4. Educate your Team: The benefit of education goes without saying. But it is truly astonishing how many companies and organizations have staff that just don’t know why they do what they do. And, I’m not talking about how they do their jobs. How many of you have heard, “we’ve always done it this way”? While there is a lot of negativity that surrounds that saying, there is also opportunity. I know what some of you are thinking. Yes, it presents you with an opportunity to change things – wrong. The first few times I heard my employees say this, I dug a little deeper. The more questions I asked, the more I realized that these really good people just didn’t understand the WHY as to what they were doing. At the highest level, I had to get my team to understand that is was ‘ok’ to share information. For so many, it was a big secret to share how decisions made at each individual levels had an impact on the fiscal health of the program. Sharing anything related to finance was voodoo. Further exploration uncovered that a lot of people didn’t know that most of the best practices that we had established as a program were mostly derived from the need to maintain compliance with regulations as set forth by the State of Pennsylvania. The more we teach our team members the WHY behind what they do, the more empowered they are to do their job correctly and with pride. This really came as a ‘no-brainer’ to me. And the most beautiful thing about this is that this new way of thinking has been adopted organization-wide. Huge WIN!

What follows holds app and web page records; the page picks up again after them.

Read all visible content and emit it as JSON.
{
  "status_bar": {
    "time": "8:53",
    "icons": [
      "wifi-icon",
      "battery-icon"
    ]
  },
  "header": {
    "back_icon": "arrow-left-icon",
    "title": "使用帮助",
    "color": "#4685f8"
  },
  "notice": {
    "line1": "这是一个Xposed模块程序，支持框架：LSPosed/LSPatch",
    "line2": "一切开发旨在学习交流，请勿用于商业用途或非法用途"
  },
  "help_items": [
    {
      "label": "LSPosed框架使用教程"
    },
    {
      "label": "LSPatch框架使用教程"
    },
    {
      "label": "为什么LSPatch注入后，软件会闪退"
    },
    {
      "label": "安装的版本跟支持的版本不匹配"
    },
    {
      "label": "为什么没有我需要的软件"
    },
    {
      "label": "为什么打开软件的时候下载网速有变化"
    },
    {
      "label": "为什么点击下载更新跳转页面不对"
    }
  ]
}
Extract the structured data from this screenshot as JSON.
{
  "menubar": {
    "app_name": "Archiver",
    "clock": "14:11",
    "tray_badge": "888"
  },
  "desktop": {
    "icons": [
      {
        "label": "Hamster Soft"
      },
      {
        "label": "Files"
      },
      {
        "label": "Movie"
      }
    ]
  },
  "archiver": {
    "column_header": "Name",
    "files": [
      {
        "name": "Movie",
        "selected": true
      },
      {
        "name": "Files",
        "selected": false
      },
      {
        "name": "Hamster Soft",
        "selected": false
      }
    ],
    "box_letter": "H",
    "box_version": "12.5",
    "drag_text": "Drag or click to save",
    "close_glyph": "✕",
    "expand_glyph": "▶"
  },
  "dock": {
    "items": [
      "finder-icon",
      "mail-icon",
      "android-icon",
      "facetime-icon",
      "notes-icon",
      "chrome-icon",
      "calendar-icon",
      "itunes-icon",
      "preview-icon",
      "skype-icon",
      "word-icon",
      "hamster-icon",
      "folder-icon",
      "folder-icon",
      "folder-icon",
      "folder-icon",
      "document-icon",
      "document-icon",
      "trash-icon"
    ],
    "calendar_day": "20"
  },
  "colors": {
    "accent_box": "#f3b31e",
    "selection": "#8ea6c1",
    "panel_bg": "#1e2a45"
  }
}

5. Stay Authentic and Humble: An effective leader must be vulnerable enough to have an authentic connection to others, charismatic enough to engage others and humble enough to realize that true leadership involves being of service to others. Leadership is not a title, it’s a way of life. An authentic leader tends to be more interested in empowering employees than they are in money or personal power. These type of leaders tend to be guided by compassion and heart in everything they do. Remaining authentic allows you to not be afraid to admit mistakes and work to overcome shortcomings. This requires constant self-reflection which contributes to staying grounded and becoming a better you each day. One of my favorite sayings is “every day you come to work is another job interview to keep your job”. Remaining authentic and humble helps remind me of this daily.
When leaders show a commitment to the growth of others, the same primal emotions are tapped in those who have been affected. Employees are motivated to reciprocate, expressing their gratitude or loyalty by going the extra mile. If you want to inspire the best from your team, advocate for them, and support their training and promotion.
It’s through daily experiences as a leader that I realize I have absorbed so much. Yet, I still have so much more to learn. Never stagnate in your development. Take the time to invest in your future. Attend seminars, participate in workshops, webinars, podcasts and other professional development events. Talk to other leaders and see how they do things; exchange ideas.
The more you continually evaluate yourself and your practices and search for as much information on leadership as possible, the more you will be able to keep up with changing times and the better leader you will be for it.